  • Alabama will lose one, from seven to six;
  • California will lose one or remain even, from 53 to 52 or no change;
  • Michigan will lose one, from 14 to 13;
  • Minnesota will lose one or remain even, from eight to seven or no change;
  • Ohio will lose one, from 16 to 15;
  • Pennsylvania will lose one, from 18 to 17;
  • Rhode Island will lose one, from two to one; and
  • West Virginia will lose one, from three to two.

While the national politics of state migration changes might be straightforward, drilling down into the components of the census data and isolating the changes in net domestic migration raises some fascinating implications for state policymakers to address.

Americans continue their march to low-tax states



10.This Quick Mindset Change Stops You Choking Under Pressure

Adjust your thinking and you can reduce the chances of crumbling under pressure enormously.

By Jessica StillmanContributor,

Here are two well known facts about human psychology: one, we’re prone to choking under pressure. Raise the stakes enough and most people will fall apart. And two, we’re loss averse. People hate losing something we already have more than we enjoy gaining something new.
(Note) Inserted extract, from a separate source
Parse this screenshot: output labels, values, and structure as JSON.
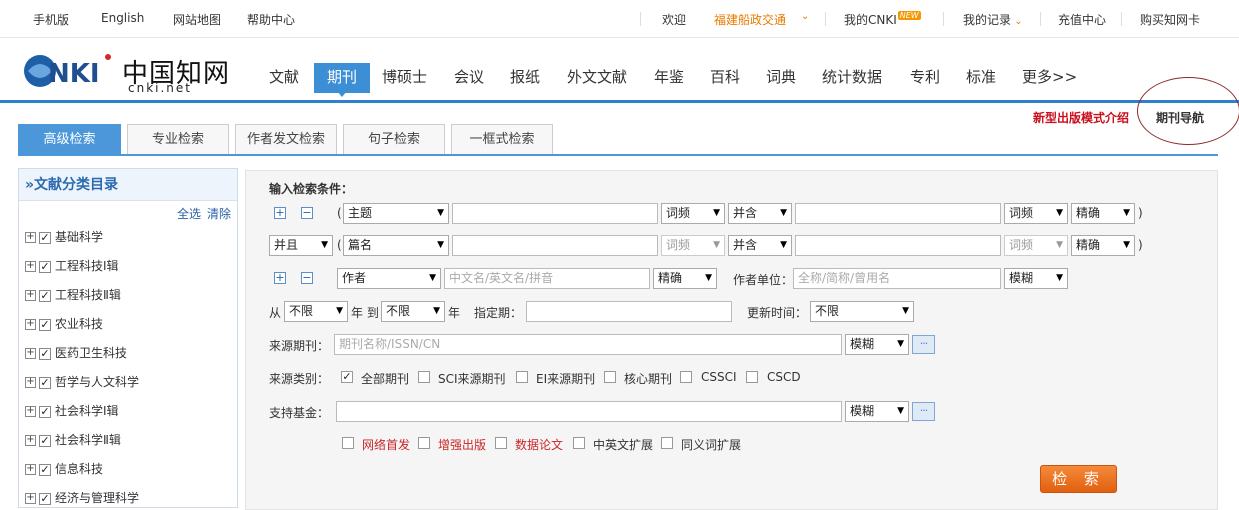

Could these two quirks of the human mind be related?

That’s what researcher from Johns Hopkins School of Medicine set out to discover with a fascinating series of studies in which they scanned the brains of participants as they played computer games demanding physical coordination for increasingly high monetary rewards.

The British Psychological Society Research Digest blog has a long write-up with all the details for those interested in the specifics of the neuroscience (if you know what the ventral striatum is, it might be for you). But for those of us less well versed in the minutiae of brain structures, the essential takeaway is this: the scientists seem to have found a dead simple but effective trick to stop yourself from choking under pressure.

The mindset that keeps you from getting stressed under pressure

The researchers’ insight was based on a simple observation. More risk average participants cracked earlier, and that was reflected in a reduction of activity in the brain area known as the ventral striatum, which plays a role in coordinating movement. Could the scientists find a way to keep that sucker humming away under pressure for longer?

The answer turned out to be yes. They discovered the trick was flipping the way study subjects thought about the reward on offer. The researchers hypothesized that mounting pressure triggered participants to start fearing loss more than striving for gain. What if they rejigged the conditions to ensure that switch in outlook didn’t happen?

“Intriguingly, when the researchers altered the stakes of the task, so that there was no money to be won, but rather success meant keeping (i.e. not losing) money the participants already had, then the more loss averse participants were now less prone to choking,” BPS reports. The key brain region continued to light up despite the rich rewards.

This suggested a simple way others outside the lab might be able to mirror these results. If you’re performing some sort of high-stakes action, would thinking of what you’re doing as holding on to gains rather than attempting to win a reward stop you from choking?

The scientists tested this idea out and, lo and behold, it worked. When the researchers “coached their participants to reappraise the stakes – to simply imagine that they already had the high prize money on offer and were performing for the chance to keep that money,” this “technique dramatically reduced choking, and in fact it did so for all participants,” claims BPS.

And it wasn’t just the results of the game that shifted. Players’ physical responses changed too. When the scientists looked at physical markers of stress in players’ bodies, both brain scans and measures of perspiration showed this seemingly simple trick helped participants keep their cool. Players just didn’t get as stressed when they thought this way.

So if you’ve got a big game, a big test, or a big presentation coming up, keep this study in mind. Simply by imagining your effort as a way to hold on to the trophy, grade, or job you’ve already won, you can keep cool and perform at your best. Thanks, science!